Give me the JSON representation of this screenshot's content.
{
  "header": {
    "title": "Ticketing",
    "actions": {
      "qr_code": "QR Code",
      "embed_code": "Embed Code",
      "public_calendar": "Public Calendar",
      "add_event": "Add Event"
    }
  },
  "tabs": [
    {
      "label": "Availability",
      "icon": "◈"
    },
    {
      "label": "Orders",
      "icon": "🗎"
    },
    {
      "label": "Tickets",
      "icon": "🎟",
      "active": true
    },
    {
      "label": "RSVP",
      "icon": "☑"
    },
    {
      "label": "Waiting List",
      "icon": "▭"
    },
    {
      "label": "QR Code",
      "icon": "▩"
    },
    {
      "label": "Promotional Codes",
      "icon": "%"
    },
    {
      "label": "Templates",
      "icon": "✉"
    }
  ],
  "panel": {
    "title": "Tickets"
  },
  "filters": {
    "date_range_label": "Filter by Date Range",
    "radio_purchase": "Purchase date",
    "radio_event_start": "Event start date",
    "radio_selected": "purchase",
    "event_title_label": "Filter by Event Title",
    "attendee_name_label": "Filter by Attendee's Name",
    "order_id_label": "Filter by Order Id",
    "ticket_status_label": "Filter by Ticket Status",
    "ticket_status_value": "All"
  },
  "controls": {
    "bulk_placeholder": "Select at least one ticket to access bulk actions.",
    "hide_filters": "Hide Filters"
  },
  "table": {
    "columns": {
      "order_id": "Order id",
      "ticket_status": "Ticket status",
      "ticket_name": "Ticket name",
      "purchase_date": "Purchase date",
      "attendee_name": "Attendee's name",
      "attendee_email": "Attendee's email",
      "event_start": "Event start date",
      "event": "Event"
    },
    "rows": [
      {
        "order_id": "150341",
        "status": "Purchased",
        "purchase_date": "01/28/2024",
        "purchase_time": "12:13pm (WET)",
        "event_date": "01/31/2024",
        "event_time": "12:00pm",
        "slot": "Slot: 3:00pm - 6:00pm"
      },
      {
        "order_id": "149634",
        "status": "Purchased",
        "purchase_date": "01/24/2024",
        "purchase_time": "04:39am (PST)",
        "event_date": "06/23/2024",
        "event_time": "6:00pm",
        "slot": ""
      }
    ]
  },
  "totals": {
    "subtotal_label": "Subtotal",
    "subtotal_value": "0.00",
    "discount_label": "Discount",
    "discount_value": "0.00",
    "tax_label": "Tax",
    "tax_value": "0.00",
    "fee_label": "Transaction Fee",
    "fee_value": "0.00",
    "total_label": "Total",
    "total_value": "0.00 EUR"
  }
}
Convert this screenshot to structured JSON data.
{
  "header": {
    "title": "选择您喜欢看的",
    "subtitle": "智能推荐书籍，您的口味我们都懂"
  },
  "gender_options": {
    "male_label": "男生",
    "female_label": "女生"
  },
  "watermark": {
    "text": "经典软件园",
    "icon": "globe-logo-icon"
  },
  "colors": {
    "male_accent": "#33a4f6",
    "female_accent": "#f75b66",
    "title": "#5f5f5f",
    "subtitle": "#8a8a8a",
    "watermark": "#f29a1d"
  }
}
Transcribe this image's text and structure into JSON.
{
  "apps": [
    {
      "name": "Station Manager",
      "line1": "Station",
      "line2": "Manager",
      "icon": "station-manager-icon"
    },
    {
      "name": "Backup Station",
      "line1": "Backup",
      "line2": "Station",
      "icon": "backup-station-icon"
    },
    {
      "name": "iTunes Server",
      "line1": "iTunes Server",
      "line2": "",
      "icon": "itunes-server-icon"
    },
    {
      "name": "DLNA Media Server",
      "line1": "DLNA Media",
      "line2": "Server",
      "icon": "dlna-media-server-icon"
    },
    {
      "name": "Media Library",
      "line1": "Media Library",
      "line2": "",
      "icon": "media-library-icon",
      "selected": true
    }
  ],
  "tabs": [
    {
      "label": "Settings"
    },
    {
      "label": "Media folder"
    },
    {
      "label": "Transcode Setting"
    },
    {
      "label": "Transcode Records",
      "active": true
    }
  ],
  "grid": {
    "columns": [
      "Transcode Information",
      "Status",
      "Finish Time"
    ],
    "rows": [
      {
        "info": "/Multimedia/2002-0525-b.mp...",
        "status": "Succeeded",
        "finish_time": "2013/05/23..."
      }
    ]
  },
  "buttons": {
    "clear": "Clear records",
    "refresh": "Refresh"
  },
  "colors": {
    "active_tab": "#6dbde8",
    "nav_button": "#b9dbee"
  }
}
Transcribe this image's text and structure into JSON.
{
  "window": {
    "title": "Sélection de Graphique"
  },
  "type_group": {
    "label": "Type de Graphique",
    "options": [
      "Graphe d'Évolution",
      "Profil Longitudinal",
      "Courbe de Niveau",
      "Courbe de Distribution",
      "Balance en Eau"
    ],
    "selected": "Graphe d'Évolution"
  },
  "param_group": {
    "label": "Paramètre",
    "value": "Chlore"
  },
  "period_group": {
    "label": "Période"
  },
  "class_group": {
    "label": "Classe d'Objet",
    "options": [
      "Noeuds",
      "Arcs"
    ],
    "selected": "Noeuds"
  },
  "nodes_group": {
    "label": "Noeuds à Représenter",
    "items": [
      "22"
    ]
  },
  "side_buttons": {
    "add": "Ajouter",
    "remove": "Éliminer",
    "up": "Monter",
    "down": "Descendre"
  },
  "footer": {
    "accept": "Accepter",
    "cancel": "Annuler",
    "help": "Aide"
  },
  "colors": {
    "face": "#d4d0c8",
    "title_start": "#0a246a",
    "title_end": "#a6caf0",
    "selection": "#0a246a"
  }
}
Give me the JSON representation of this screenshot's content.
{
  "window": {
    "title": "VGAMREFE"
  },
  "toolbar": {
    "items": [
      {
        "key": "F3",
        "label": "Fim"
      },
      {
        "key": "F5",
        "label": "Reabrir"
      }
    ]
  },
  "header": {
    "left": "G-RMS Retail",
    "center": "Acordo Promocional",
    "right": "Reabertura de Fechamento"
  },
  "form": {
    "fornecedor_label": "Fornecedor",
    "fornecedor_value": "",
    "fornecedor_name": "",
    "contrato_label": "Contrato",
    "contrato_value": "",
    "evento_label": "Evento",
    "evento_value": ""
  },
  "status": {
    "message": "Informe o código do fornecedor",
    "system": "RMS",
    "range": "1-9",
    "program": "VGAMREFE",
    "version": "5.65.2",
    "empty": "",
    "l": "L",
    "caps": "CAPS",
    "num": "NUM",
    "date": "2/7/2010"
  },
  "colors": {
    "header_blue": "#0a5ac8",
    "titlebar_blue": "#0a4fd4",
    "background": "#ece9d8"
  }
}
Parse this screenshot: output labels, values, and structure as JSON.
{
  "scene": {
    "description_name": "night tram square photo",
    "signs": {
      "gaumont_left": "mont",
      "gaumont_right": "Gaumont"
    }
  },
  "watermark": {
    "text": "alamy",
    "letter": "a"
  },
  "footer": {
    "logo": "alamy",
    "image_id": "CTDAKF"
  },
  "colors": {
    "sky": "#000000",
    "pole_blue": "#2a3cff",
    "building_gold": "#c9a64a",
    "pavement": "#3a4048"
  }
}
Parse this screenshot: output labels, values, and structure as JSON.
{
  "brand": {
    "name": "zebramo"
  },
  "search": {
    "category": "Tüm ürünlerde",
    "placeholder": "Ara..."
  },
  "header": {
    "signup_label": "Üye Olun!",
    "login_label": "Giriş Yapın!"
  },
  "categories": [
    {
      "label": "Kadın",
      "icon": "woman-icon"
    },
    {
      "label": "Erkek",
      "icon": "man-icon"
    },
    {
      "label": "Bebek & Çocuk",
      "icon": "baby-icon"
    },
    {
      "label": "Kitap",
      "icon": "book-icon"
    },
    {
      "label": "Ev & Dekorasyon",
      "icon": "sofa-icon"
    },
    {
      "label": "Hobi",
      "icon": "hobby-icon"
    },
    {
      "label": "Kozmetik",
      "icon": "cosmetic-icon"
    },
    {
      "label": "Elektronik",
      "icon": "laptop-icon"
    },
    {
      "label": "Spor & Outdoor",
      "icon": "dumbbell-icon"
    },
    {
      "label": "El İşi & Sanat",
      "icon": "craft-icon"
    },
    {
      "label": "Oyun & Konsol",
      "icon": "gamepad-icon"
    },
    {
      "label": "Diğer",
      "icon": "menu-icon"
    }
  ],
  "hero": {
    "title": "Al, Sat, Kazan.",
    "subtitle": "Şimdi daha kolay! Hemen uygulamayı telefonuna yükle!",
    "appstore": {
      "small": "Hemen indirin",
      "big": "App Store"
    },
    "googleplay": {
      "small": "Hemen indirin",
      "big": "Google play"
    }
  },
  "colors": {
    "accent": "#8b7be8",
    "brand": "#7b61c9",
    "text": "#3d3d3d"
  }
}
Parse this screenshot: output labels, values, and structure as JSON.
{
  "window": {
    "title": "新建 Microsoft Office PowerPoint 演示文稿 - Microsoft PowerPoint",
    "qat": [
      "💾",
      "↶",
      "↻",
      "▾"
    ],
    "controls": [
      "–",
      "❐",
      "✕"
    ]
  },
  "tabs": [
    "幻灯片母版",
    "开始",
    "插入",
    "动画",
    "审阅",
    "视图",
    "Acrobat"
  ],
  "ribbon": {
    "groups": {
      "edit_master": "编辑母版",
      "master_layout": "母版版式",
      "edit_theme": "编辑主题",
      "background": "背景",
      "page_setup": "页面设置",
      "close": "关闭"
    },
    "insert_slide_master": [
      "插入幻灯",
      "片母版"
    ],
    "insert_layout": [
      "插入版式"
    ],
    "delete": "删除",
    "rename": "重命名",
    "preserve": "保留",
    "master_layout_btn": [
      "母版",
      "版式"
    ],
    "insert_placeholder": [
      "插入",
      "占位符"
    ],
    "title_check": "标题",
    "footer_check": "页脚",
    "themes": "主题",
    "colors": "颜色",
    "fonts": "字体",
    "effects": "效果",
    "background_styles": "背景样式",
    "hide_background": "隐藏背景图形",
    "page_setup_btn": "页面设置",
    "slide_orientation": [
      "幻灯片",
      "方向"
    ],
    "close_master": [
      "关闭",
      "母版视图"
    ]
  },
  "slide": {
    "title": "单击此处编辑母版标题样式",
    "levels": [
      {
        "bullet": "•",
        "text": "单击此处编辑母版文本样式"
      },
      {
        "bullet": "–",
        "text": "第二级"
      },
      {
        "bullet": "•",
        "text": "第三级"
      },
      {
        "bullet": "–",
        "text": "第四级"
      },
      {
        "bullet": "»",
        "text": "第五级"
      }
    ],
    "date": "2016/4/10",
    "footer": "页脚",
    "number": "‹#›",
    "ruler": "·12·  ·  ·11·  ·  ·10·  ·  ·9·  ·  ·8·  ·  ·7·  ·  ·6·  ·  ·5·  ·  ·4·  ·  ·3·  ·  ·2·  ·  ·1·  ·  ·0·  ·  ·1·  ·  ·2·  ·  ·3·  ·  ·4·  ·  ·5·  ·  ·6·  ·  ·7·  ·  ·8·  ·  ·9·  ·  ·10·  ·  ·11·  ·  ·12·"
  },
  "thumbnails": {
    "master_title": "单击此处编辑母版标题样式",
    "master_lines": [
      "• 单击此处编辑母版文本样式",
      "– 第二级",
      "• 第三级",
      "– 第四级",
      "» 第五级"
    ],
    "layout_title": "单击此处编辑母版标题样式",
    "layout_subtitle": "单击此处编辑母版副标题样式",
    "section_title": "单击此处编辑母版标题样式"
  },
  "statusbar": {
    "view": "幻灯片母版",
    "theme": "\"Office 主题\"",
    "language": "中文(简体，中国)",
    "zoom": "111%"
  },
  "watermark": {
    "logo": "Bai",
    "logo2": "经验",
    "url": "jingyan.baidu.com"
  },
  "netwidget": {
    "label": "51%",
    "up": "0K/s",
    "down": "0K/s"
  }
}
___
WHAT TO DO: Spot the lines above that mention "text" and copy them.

RESPONSE TO THE TASK:
    "text": "经典软件园",
Transcribe this image's text and structure into JSON.
Transcribe this image's text and structure into JSON.
    "text": "alamy",
    "text": "#3d3d3d"
        "text": "单击此处编辑母版文本样式"
        "text": "第二级"
        "text": "第三级"
        "text": "第四级"
        "text": "第五级"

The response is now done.